Let us briefly recall the speaker from T.S Eliot’s “Love Song of J. Alfred Prufrock,” a character who seems to share many of Lear’s initial doubts, fears, and insecurities. He describes himself as “Full of high sentence, but a bit obtuse;/ At times, indeed almost ridiculous--/ Almost, at times, the Fool.” (117-119) [13] This is a remarkably accurate description of the King Lear we meet in Act I. He is wordy without reason, ridiculously passionate where rationality is most needed, and mocked by his fool because he, in reality, is the foolish one for attempting to maintain his false exterior. By the time he dies in Act V, Lear is stripped, humbled, and crazy…yet he is finally redeemed, forgiven by his audience for his misjudgments because he has become true to himself. As Bradley says, “everything external has become nothingness to him, and…what remains is ‘the thing itself,’ the soul in its bare greatness.” [14] Without his persona, we are at last willing to appreciate the greatness in Lear, but, ironically, we require his madness to do so.


1-Robert Burton. Anatomy of Melancholy: University of Michigan:

2-William Shakespeare. King Lear. London: Oxford University Press, 2000. p. 105. All future references will come from this text.

3- Harold Bloom. Shakespeare: The Invention of the Human. New York: Riverhead Books, 1998. p. 493.

4- Burton.

5-A. D. Lindsay (Trans.). The Republic of Plato: The Wisdom of Socrates as Recounted by His Pupil Plato. New York: E. P. Dutton & Co., Inc., 1957. p.171.

6-Bloom, p. 482.

7-James Hutton (Trans.). Aristotle’s Poetics. New York: Norton & Company, Inc., 1982. p. 51.

8- Bruccoli, Clark, Layman “Aristotle,” in Bood, (ed.). Dictionary of Literary Biography: Ancient Greek Authors. Vol. 176 (1997), pp. 55-76.

9-Wilson Knight. “The Lear Universe” in The Wheel of Fire. London: Oxford University Press, 1930. p. 201
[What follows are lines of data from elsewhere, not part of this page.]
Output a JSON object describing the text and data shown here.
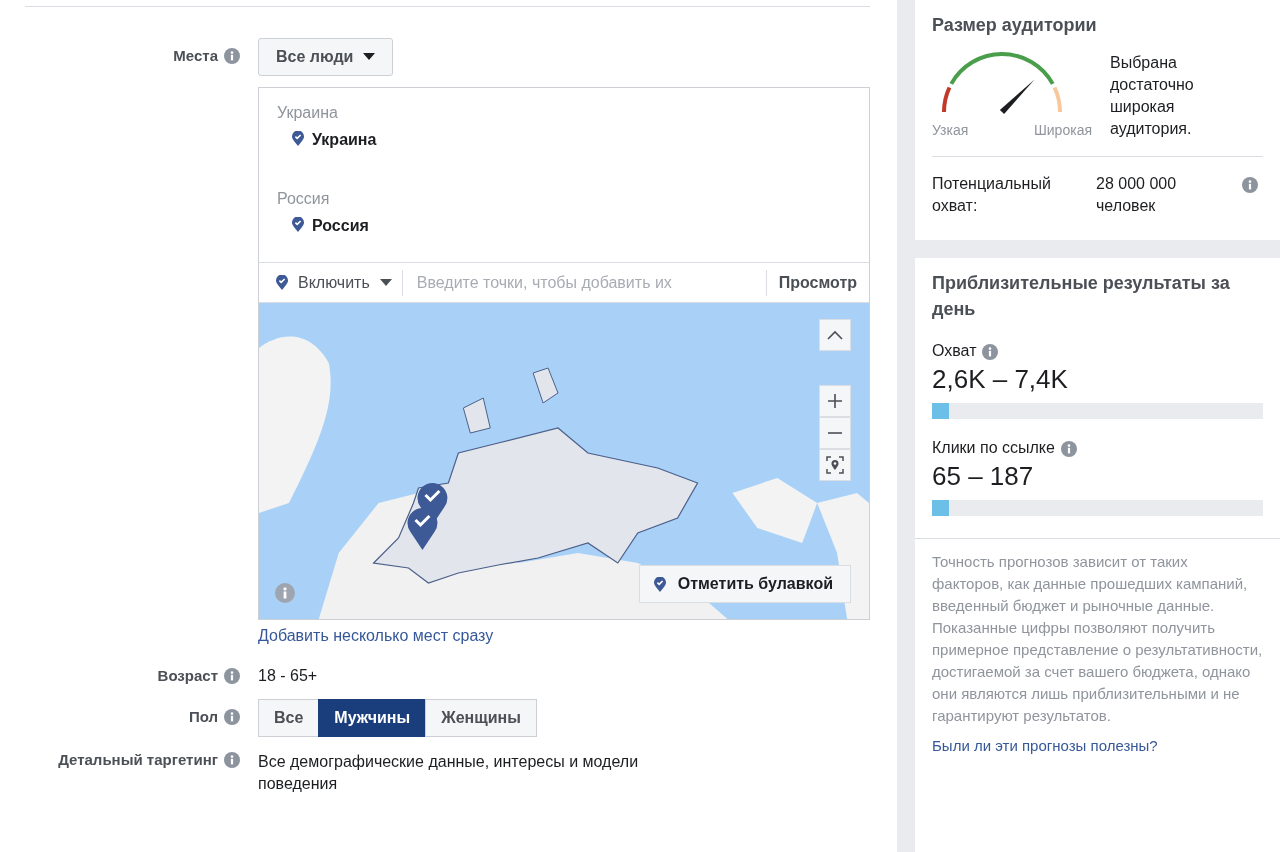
{
  "targeting": {
    "locations": {
      "label": "Места",
      "audience_dropdown": "Все люди",
      "groups": [
        {
          "heading": "Украина",
          "items": [
            "Украина"
          ]
        },
        {
          "heading": "Россия",
          "items": [
            "Россия"
          ]
        }
      ],
      "mode_dropdown": "Включить",
      "search_placeholder": "Введите точки, чтобы добавить их",
      "browse_button": "Просмотр",
      "drop_pin_button": "Отметить булавкой",
      "bulk_link": "Добавить несколько мест сразу"
    },
    "age": {
      "label": "Возраст",
      "value": "18 - 65+"
    },
    "gender": {
      "label": "Пол",
      "options": [
        {
          "label": "Все",
          "selected": false
        },
        {
          "label": "Мужчины",
          "selected": true
        },
        {
          "label": "Женщины",
          "selected": false
        }
      ]
    },
    "detailed": {
      "label": "Детальный таргетинг",
      "value": "Все демографические данные, интересы и модели поведения"
    }
  },
  "audience_size": {
    "title": "Размер аудитории",
    "gauge": {
      "min_label": "Узкая",
      "max_label": "Широкая"
    },
    "verdict": "Выбрана достаточно широкая аудитория.",
    "reach_label": "Потенциальный охват:",
    "reach_value": "28 000 000 человек"
  },
  "estimates": {
    "title": "Приблизительные результаты за день",
    "metrics": [
      {
        "label": "Охват",
        "value": "2,6K – 7,4K",
        "level": 0.05
      },
      {
        "label": "Клики по ссылке",
        "value": "65 – 187",
        "level": 0.05
      }
    ],
    "disclaimer": "Точность прогнозов зависит от таких факторов, как данные прошедших кампаний, введенный бюджет и рыночные данные. Показанные цифры позволяют получить примерное представление о результативности, достигаемой за счет вашего бюджета, однако они являются лишь приблизительными и не гарантируют результатов.",
    "feedback_link": "Были ли эти прогнозы полезны?"
  }
}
10- A.C. Bradley. Shakespearean Tragedy. London: Macmillan & Co. Ltd., 1961. p. 239.

11- Knight, p. 203.

12-William Shakespeare. As You Like It. New York: Signet Classic, 1998. p. 44.

13- T.S. Eliot. “The Love Song of J. Alfred Prufrock.” The Norton Anthology of English Literature. Vol. II (New York, WW.Norton, 19860. pp. 2174 ff.

14-Bradley, p. 242.